Mayor Reed: Turner Field could be ‘sold very soon’

Atlanta Mayor Kasim Reed has said that Turner Field could be “sold very soon” in an interview with WSB˗TV Channel 2 and the Atlanta Journal˗Constitution.

In the interview, Reed indicated that the city would give Georgia State University a “campus that they’ve never had before,” but then changed his language to indicate that a decision hasn’t been fully made.

Jenna Garland, Reed’s press secretary, said that despite the comments that nothing would be forthcoming soon.

“A decision won’t happen ‘within the next 24 hours’,” Garland said.

In Reed’s interview, he also said another caveat of the deal would be to connect the property with Zoo Atlanta.

Zoo Atlanta, as well as Turner Field are both owned by the Atlanta˗Fulton County Recreational Authority (AFCRA) which has representatives from both governmental entities on its board of directors.

AFCRA recently named William K. Whitner as the organization’s new chairman, and he says that it has had contact with Mayor Reed.

“We have had communications with the Mayor’s office as it relates to Turner Field’s future, but we are not in a position to speak at this time regarding any potential sale or use,” Whitner said.

Garland told The Signal that the intention for the Zoo Atlanta connection would be to better link the two facilities. Turner Field and Zoo Atlanta are approximately a mile and a half apart from each other.

A joint bid by Georgia State and the locally˗based Carter Real Estate firm is competing against others from private developers.

Don Hale, a spokesman for Georgia State, said it would be “premature” for the university to offer any comment at this time. Carter also had no comment.

Georgia State’s proposal, which has been described by various university representatives as “preliminary” would include for Turner Field to be retrofitted into a 30,000 seat stadium for the football team.

A new baseball stadium would also be constructed on the site that was once the home of Atlanta˗Fulton County Stadium.

Retail space, expanded parking, and private housing would also be constructed if the city decides to go with Georgia State’s bid.

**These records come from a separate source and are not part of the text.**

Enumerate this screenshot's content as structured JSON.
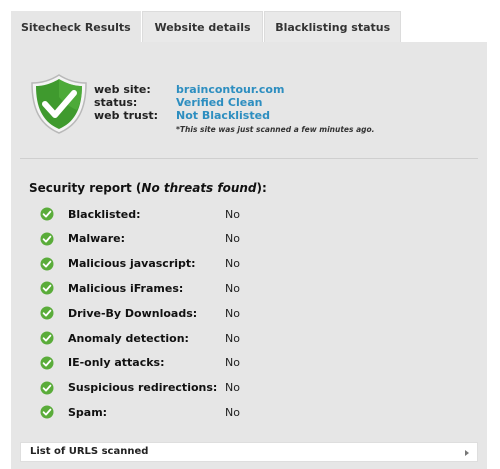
{
  "tabs": [
    {
      "label": "Sitecheck Results",
      "active": true
    },
    {
      "label": "Website details",
      "active": false
    },
    {
      "label": "Blacklisting status",
      "active": false
    }
  ],
  "site": {
    "website_label": "web site:",
    "website_value": "braincontour.com",
    "status_label": "status:",
    "status_value": "Verified Clean",
    "trust_label": "web trust:",
    "trust_value": "Not Blacklisted",
    "scan_note": "*This site was just scanned a few minutes ago."
  },
  "report": {
    "title_prefix": "Security report (",
    "title_italic": "No threats found",
    "title_suffix": "):",
    "checks": [
      {
        "label": "Blacklisted:",
        "value": "No"
      },
      {
        "label": "Malware:",
        "value": "No"
      },
      {
        "label": "Malicious javascript:",
        "value": "No"
      },
      {
        "label": "Malicious iFrames:",
        "value": "No"
      },
      {
        "label": "Drive-By Downloads:",
        "value": "No"
      },
      {
        "label": "Anomaly detection:",
        "value": "No"
      },
      {
        "label": "IE-only attacks:",
        "value": "No"
      },
      {
        "label": "Suspicious redirections:",
        "value": "No"
      },
      {
        "label": "Spam:",
        "value": "No"
      }
    ]
  },
  "urls_label": "List of URLS scanned",
  "icons": {
    "shield": "shield-check-icon",
    "check": "check-circle-icon",
    "arrow": "chevron-right-icon"
  },
  "colors": {
    "link": "#2d8ec0",
    "shield_green": "#3f9a2e",
    "check_green": "#5aac3a",
    "panel": "#e6e6e6"
  }
}
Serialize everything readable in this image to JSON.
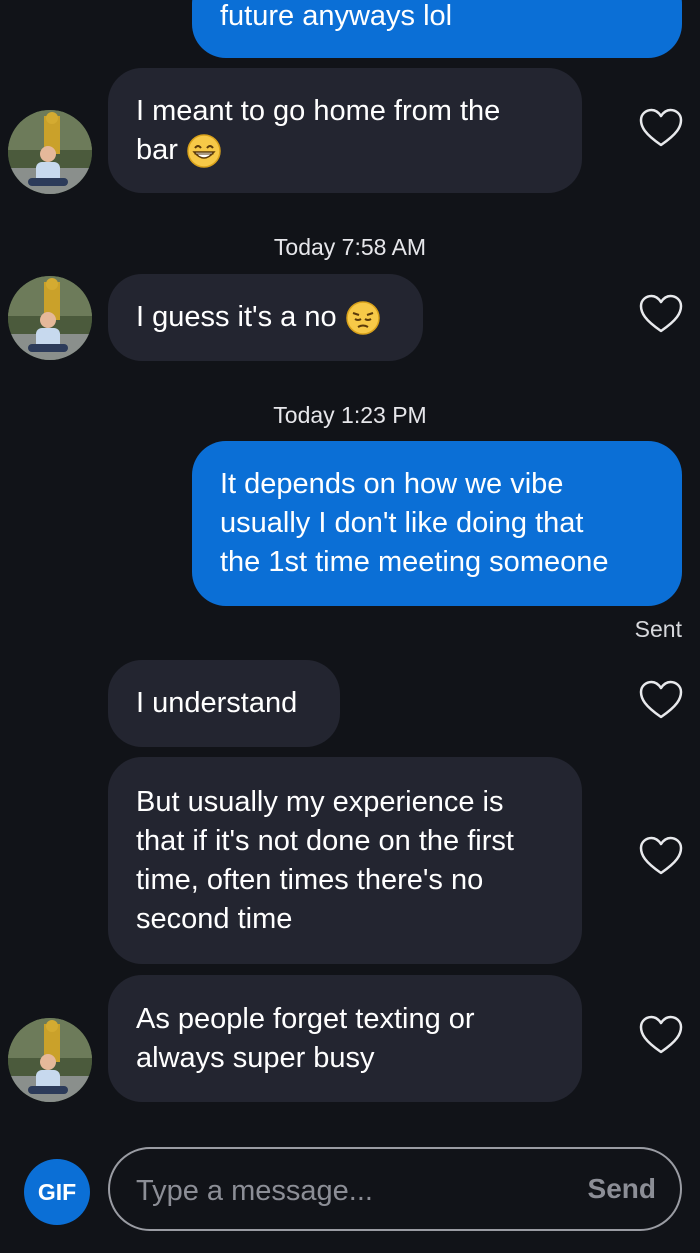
{
  "messages": [
    {
      "id": "m0",
      "direction": "outgoing",
      "lines": [
        "future anyways lol"
      ]
    },
    {
      "id": "m1",
      "direction": "incoming",
      "lines": [
        "I meant to go home from the",
        "bar"
      ],
      "emoji": "grinning-face-emoji"
    },
    {
      "id": "t1",
      "timestamp": "Today 7:58 AM"
    },
    {
      "id": "m2",
      "direction": "incoming",
      "lines": [
        "I guess it's a no"
      ],
      "emoji": "pensive-face-emoji"
    },
    {
      "id": "t2",
      "timestamp": "Today 1:23 PM"
    },
    {
      "id": "m3",
      "direction": "outgoing",
      "lines": [
        "It depends on how we vibe",
        "usually I don't like doing that",
        "the 1st time meeting someone"
      ],
      "status": "Sent"
    },
    {
      "id": "m4",
      "direction": "incoming",
      "lines": [
        "I understand"
      ]
    },
    {
      "id": "m5",
      "direction": "incoming",
      "lines": [
        "But usually my experience is",
        "that if it's not done on the first",
        "time, often times there's no",
        "second time"
      ]
    },
    {
      "id": "m6",
      "direction": "incoming",
      "lines": [
        "As people forget texting or",
        "always super busy"
      ]
    }
  ],
  "composer": {
    "gif_label": "GIF",
    "placeholder": "Type a message...",
    "send_label": "Send"
  },
  "colors": {
    "background": "#111318",
    "incoming_bubble": "#232530",
    "outgoing_bubble": "#0b6fd6"
  }
}
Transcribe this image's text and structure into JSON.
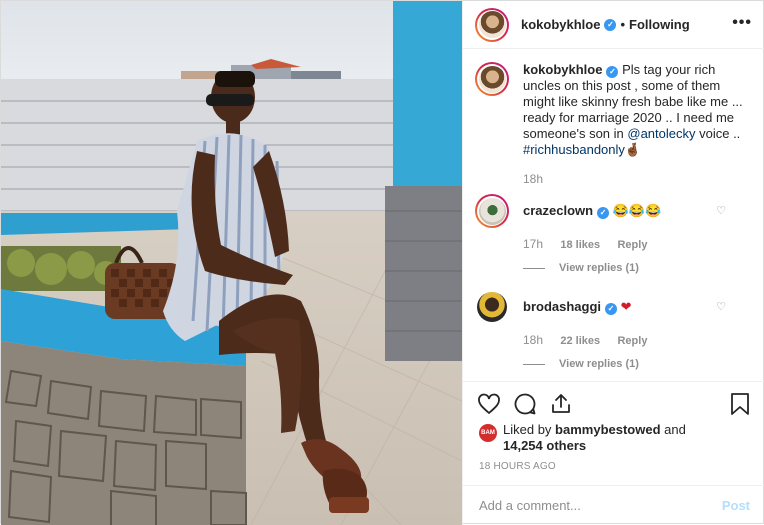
{
  "header": {
    "username": "kokobykhloe",
    "separator": "•",
    "follow_status": "Following",
    "more_icon": "more-options-icon"
  },
  "caption": {
    "username": "kokobykhloe",
    "text_before_mention": "Pls tag your rich uncles on this post , some of them might like skinny fresh babe like me ... ready for marriage 2020 .. I need me someone's son in ",
    "mention": "@antolecky",
    "text_after_mention": " voice .. ",
    "hashtag": "#richhusbandonly",
    "emoji": "🤞🏾",
    "time": "18h"
  },
  "comments": [
    {
      "username": "crazeclown",
      "text": "😂😂😂",
      "time": "17h",
      "likes": "18 likes",
      "reply": "Reply",
      "view_replies": "View replies (1)"
    },
    {
      "username": "brodashaggi",
      "text": "❤",
      "time": "18h",
      "likes": "22 likes",
      "reply": "Reply",
      "view_replies": "View replies (1)"
    }
  ],
  "likes": {
    "badge": "BAM",
    "prefix": "Liked by ",
    "liker": "bammybestowed",
    "middle": " and",
    "count": "14,254 others"
  },
  "timestamp": "18 HOURS AGO",
  "add_comment": {
    "placeholder": "Add a comment...",
    "post_label": "Post"
  },
  "colors": {
    "verified": "#3897f0",
    "link": "#003569",
    "muted": "#8e8e8e",
    "post_button": "#b2dffc"
  }
}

University president Mark Becker said at last month’s State of the University address that the housing complexes would be similar to the recently completed One Twelve Courtland complex at the corner of Courtland Street and John Wesley Dobbs Avenue.

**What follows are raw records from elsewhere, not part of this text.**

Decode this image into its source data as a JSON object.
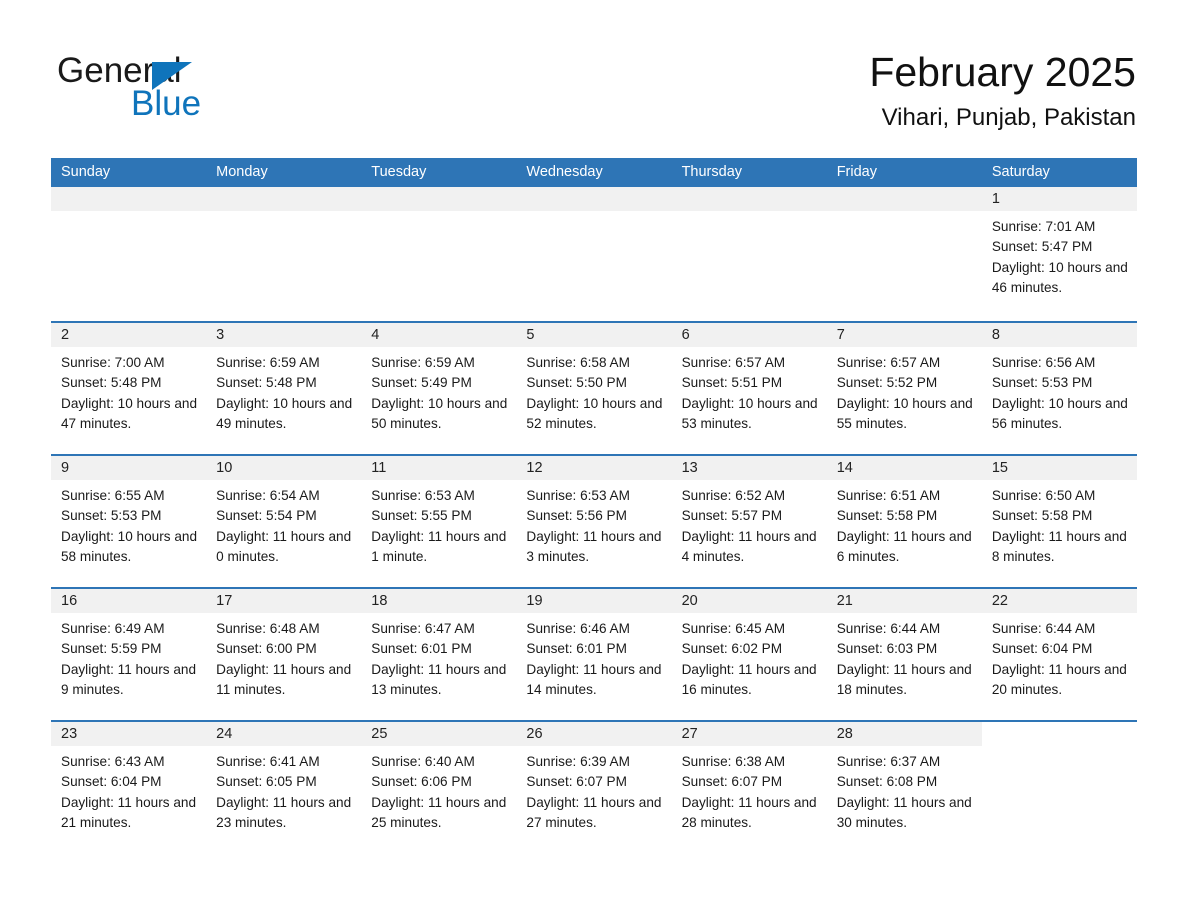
{
  "logo": {
    "word_one": "General",
    "word_two": "Blue"
  },
  "header": {
    "title": "February 2025",
    "location": "Vihari, Punjab, Pakistan"
  },
  "colors": {
    "header_blue": "#2e75b6",
    "logo_blue": "#0f74bb",
    "day_band": "#f1f1f1"
  },
  "weekdays": [
    "Sunday",
    "Monday",
    "Tuesday",
    "Wednesday",
    "Thursday",
    "Friday",
    "Saturday"
  ],
  "weeks": [
    [
      {
        "day": "",
        "blank": true
      },
      {
        "day": "",
        "blank": true
      },
      {
        "day": "",
        "blank": true
      },
      {
        "day": "",
        "blank": true
      },
      {
        "day": "",
        "blank": true
      },
      {
        "day": "",
        "blank": true
      },
      {
        "day": "1",
        "sunrise": "Sunrise: 7:01 AM",
        "sunset": "Sunset: 5:47 PM",
        "daylight": "Daylight: 10 hours and 46 minutes."
      }
    ],
    [
      {
        "day": "2",
        "sunrise": "Sunrise: 7:00 AM",
        "sunset": "Sunset: 5:48 PM",
        "daylight": "Daylight: 10 hours and 47 minutes."
      },
      {
        "day": "3",
        "sunrise": "Sunrise: 6:59 AM",
        "sunset": "Sunset: 5:48 PM",
        "daylight": "Daylight: 10 hours and 49 minutes."
      },
      {
        "day": "4",
        "sunrise": "Sunrise: 6:59 AM",
        "sunset": "Sunset: 5:49 PM",
        "daylight": "Daylight: 10 hours and 50 minutes."
      },
      {
        "day": "5",
        "sunrise": "Sunrise: 6:58 AM",
        "sunset": "Sunset: 5:50 PM",
        "daylight": "Daylight: 10 hours and 52 minutes."
      },
      {
        "day": "6",
        "sunrise": "Sunrise: 6:57 AM",
        "sunset": "Sunset: 5:51 PM",
        "daylight": "Daylight: 10 hours and 53 minutes."
      },
      {
        "day": "7",
        "sunrise": "Sunrise: 6:57 AM",
        "sunset": "Sunset: 5:52 PM",
        "daylight": "Daylight: 10 hours and 55 minutes."
      },
      {
        "day": "8",
        "sunrise": "Sunrise: 6:56 AM",
        "sunset": "Sunset: 5:53 PM",
        "daylight": "Daylight: 10 hours and 56 minutes."
      }
    ],
    [
      {
        "day": "9",
        "sunrise": "Sunrise: 6:55 AM",
        "sunset": "Sunset: 5:53 PM",
        "daylight": "Daylight: 10 hours and 58 minutes."
      },
      {
        "day": "10",
        "sunrise": "Sunrise: 6:54 AM",
        "sunset": "Sunset: 5:54 PM",
        "daylight": "Daylight: 11 hours and 0 minutes."
      },
      {
        "day": "11",
        "sunrise": "Sunrise: 6:53 AM",
        "sunset": "Sunset: 5:55 PM",
        "daylight": "Daylight: 11 hours and 1 minute."
      },
      {
        "day": "12",
        "sunrise": "Sunrise: 6:53 AM",
        "sunset": "Sunset: 5:56 PM",
        "daylight": "Daylight: 11 hours and 3 minutes."
      },
      {
        "day": "13",
        "sunrise": "Sunrise: 6:52 AM",
        "sunset": "Sunset: 5:57 PM",
        "daylight": "Daylight: 11 hours and 4 minutes."
      },
      {
        "day": "14",
        "sunrise": "Sunrise: 6:51 AM",
        "sunset": "Sunset: 5:58 PM",
        "daylight": "Daylight: 11 hours and 6 minutes."
      },
      {
        "day": "15",
        "sunrise": "Sunrise: 6:50 AM",
        "sunset": "Sunset: 5:58 PM",
        "daylight": "Daylight: 11 hours and 8 minutes."
      }
    ],
    [
      {
        "day": "16",
        "sunrise": "Sunrise: 6:49 AM",
        "sunset": "Sunset: 5:59 PM",
        "daylight": "Daylight: 11 hours and 9 minutes."
      },
      {
        "day": "17",
        "sunrise": "Sunrise: 6:48 AM",
        "sunset": "Sunset: 6:00 PM",
        "daylight": "Daylight: 11 hours and 11 minutes."
      },
      {
        "day": "18",
        "sunrise": "Sunrise: 6:47 AM",
        "sunset": "Sunset: 6:01 PM",
        "daylight": "Daylight: 11 hours and 13 minutes."
      },
      {
        "day": "19",
        "sunrise": "Sunrise: 6:46 AM",
        "sunset": "Sunset: 6:01 PM",
        "daylight": "Daylight: 11 hours and 14 minutes."
      },
      {
        "day": "20",
        "sunrise": "Sunrise: 6:45 AM",
        "sunset": "Sunset: 6:02 PM",
        "daylight": "Daylight: 11 hours and 16 minutes."
      },
      {
        "day": "21",
        "sunrise": "Sunrise: 6:44 AM",
        "sunset": "Sunset: 6:03 PM",
        "daylight": "Daylight: 11 hours and 18 minutes."
      },
      {
        "day": "22",
        "sunrise": "Sunrise: 6:44 AM",
        "sunset": "Sunset: 6:04 PM",
        "daylight": "Daylight: 11 hours and 20 minutes."
      }
    ],
    [
      {
        "day": "23",
        "sunrise": "Sunrise: 6:43 AM",
        "sunset": "Sunset: 6:04 PM",
        "daylight": "Daylight: 11 hours and 21 minutes."
      },
      {
        "day": "24",
        "sunrise": "Sunrise: 6:41 AM",
        "sunset": "Sunset: 6:05 PM",
        "daylight": "Daylight: 11 hours and 23 minutes."
      },
      {
        "day": "25",
        "sunrise": "Sunrise: 6:40 AM",
        "sunset": "Sunset: 6:06 PM",
        "daylight": "Daylight: 11 hours and 25 minutes."
      },
      {
        "day": "26",
        "sunrise": "Sunrise: 6:39 AM",
        "sunset": "Sunset: 6:07 PM",
        "daylight": "Daylight: 11 hours and 27 minutes."
      },
      {
        "day": "27",
        "sunrise": "Sunrise: 6:38 AM",
        "sunset": "Sunset: 6:07 PM",
        "daylight": "Daylight: 11 hours and 28 minutes."
      },
      {
        "day": "28",
        "sunrise": "Sunrise: 6:37 AM",
        "sunset": "Sunset: 6:08 PM",
        "daylight": "Daylight: 11 hours and 30 minutes."
      },
      {
        "day": "",
        "empty": true
      }
    ]
  ]
}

The news also comes amidst Fulton County feeling it has been left out of the Turner Field negotiations and that the total price tag for selling the property could be upwards of $1 billion with additional developments.

Mike Rieman of the Cookerly Public Relations firm representing Carter told The Signal that the real estate firm remains steadfastly behind the original $300 million estimate for its developments.

Fulton County Commission Chairman John Eaves said that given Fulton’s stake in the property it should be included in any all conversations regarding its sale.

“Suffice it to say that any decisions regarding the plans for Turner Field following the expiration of the Braves’ lease at the end of 2016 will require the County’s involvement and approval,” Eaves said.

One of the developments, according to reports, would be an extension of the Atlanta Streetcar to run down Capitol Avenue through the 77˗acre property. The Streetcar is jointly managed by the city of Atlanta and the Metropolitan Atlanta Rapid Transit Authority (MARTA).

Garland said that the proposed route is not the only one being discussed since there are plans to expand the Streetcar beyond its initial 2.6 mile route.

Also complicating matters is the fact that the Braves have yet to inform the city of Atlanta on when they intend on ending the aforementioned lease on the 77˗acre property.

The Braves intend on leaving Turner Field and moving into SunTrust Park in Cobb County beginning with the 2017 season, the same year in which original reports said Becker wanted to break ground on the property after Georgia State and Carter would purchase it from the city of Atlanta.

Those reports have been described as “premature” and “speculation” to The Signal with various university representatives.